The mem­ber of staff who pulled it saw at once that it was­n’t right, form­ing no head at all. “It might be the glass,” they said, and tried with anoth­er. This time, it was not only flat but also hazy, and obvi­ous­ly so.

Don’t wor­ry, just make it two Sus­sex Best instead.”

But at this point what we assume was a man­ag­er got involved, appar­ent­ly the final arbiter of whether a beer is off or oth­er­wise.
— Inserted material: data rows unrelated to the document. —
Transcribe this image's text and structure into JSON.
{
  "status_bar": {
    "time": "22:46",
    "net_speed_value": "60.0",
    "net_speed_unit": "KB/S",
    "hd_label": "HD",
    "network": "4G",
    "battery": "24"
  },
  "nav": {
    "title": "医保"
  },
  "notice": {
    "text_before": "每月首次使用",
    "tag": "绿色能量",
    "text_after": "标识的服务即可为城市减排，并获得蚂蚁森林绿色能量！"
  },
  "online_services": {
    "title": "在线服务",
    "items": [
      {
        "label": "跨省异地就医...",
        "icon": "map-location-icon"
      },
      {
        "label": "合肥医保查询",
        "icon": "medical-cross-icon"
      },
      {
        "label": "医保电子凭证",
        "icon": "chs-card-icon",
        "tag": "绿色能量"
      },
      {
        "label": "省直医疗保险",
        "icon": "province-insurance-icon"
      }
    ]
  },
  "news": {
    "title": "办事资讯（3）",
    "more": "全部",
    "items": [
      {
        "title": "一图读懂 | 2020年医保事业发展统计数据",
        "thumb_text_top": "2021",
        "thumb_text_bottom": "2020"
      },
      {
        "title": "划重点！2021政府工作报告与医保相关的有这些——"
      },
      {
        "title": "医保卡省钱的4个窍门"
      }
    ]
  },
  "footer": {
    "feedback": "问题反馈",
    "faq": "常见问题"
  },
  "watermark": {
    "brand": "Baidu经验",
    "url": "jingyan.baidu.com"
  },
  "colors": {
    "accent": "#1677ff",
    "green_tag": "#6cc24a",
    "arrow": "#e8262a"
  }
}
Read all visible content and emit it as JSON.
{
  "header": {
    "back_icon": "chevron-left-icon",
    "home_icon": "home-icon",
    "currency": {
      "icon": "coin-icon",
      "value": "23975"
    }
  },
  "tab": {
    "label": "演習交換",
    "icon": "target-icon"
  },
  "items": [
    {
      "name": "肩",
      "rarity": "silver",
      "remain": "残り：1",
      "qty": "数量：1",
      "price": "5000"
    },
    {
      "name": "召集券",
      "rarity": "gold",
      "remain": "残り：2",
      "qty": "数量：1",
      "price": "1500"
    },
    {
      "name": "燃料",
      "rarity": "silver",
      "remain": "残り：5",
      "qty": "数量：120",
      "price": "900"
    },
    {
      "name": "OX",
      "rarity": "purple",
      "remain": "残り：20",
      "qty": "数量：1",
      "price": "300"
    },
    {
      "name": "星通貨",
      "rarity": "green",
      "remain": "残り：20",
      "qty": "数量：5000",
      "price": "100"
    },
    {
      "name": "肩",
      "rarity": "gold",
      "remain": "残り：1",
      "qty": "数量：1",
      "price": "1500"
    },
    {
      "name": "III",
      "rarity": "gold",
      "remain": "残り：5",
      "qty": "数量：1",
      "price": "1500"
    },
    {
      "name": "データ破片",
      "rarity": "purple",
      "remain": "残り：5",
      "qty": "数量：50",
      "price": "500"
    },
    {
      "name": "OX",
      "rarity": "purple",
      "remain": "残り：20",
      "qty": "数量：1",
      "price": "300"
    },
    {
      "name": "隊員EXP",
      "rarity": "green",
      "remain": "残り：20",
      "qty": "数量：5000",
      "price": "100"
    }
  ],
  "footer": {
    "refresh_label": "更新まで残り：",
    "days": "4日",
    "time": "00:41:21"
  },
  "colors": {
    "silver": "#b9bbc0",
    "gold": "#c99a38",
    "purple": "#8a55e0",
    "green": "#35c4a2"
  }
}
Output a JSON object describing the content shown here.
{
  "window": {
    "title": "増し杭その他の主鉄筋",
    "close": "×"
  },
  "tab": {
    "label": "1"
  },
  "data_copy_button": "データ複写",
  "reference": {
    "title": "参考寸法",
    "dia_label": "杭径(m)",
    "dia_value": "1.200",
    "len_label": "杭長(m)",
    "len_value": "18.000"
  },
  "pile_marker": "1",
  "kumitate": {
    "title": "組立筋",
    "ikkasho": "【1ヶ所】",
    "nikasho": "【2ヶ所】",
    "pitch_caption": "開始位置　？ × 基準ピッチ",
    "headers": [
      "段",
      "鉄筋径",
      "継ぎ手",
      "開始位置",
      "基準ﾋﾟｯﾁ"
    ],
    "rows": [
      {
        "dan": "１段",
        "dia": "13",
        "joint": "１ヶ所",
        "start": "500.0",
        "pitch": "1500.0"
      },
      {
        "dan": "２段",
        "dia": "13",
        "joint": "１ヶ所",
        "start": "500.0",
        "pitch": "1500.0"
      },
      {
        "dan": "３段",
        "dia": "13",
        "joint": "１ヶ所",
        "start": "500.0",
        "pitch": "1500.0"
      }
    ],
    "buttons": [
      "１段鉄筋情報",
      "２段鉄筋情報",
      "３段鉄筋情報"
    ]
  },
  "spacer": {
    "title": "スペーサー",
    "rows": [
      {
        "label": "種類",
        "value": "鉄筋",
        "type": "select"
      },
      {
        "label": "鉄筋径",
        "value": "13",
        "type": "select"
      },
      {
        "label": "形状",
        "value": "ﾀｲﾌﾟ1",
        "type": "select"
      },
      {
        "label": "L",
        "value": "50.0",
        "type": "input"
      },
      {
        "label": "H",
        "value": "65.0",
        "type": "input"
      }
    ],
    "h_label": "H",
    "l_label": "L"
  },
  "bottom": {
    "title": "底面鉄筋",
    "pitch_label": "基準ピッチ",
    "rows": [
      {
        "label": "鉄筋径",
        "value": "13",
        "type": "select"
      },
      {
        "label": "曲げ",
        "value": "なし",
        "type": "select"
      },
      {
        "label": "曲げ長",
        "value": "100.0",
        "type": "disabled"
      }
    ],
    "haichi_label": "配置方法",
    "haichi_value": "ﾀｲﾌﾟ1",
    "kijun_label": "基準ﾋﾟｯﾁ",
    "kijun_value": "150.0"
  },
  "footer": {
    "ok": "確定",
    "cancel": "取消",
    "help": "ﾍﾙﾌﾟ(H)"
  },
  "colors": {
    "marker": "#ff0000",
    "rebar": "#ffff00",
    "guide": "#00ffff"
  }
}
He said firm­ly, even stern­ly, “No, it’s meant to be like that,” and rushed away.

Now we know, and you know, that ESB is not meant to be hazy or head­less, but the mem­ber of staff pour­ing the beer had clear­ly been put in a tricky posi­tion. So, chalk­ing it up to expe­ri­ence, we broke the dead­lock and agreed to take it, bear­ing in mind that it seemed to be a mere £2.40 a pint and, cos­met­ics aside, tast­ed accept­able, if a touch sweet and sub­dued.

Sit­ting out­side on the patio watch­ing the traf­fic go by we could­n’t help com­pare this expe­ri­ence to our recent expe­ri­ences in Wether­spoon pubs, where the slight­est com­plaint seems to trig­ger a full apol­o­gy and a replace­ment with­out hes­i­ta­tion. We would­n’t want to draw any con­clu­sions based on one vis­it to a Stonegate Spoon­sa­like, and one fum­bled trans­ac­tion, but it’s cer­tain­ly a first mark on the score­card.

Dis­clo­sure: we sold a copy of 20th Cen­tu­ry Pub to some­one who works at Stonegate the oth­er day.

Comfort Beers: Fuller’s, Young’s, Sam Smith’s

We were in London last week to pick up an award, see friends, work in the library, and look at pub architecture. That didn’t leave much time to drink beer.

When we passed the Red Lion on Duke of York Street at 6 pm it had burst its seams, spilling suit­ed drinkers all over the pave­ment and road. We returned at 9 by which time it was qui­eter and we slipped into the cov­et­ed back room. It’s an amaz­ing pub, the Red Lion – real­ly beau­ti­ful, full of cut glass and mir­rors and warm light. There’s a rea­son Ian Nairn gives it a whole page of soupy swoon­ing in Nairn’s Lon­don. The woman behind the bar pulled the first pint, paused, and said, ‘I’m not serv­ing you that. It does­n’t look right.’ She turned the clip round and sug­gest­ed some­thing else. Impres­sive. Oliv­er’s Island, pale and brewed with orange peel, con­tin­ues to be decent enough with­out ignit­ing any great pas­sion on our part. ESB, on the oth­er hand, seems to get bet­ter every time we have it – rich­er, more bit­ter, ever juici­er. Same again, please. It gave us hang­overs but it was 100 per cent worth it.

Con­tin­ue read­ing “Com­fort Beers: Fuller’s, Young’s, Sam Smith’s”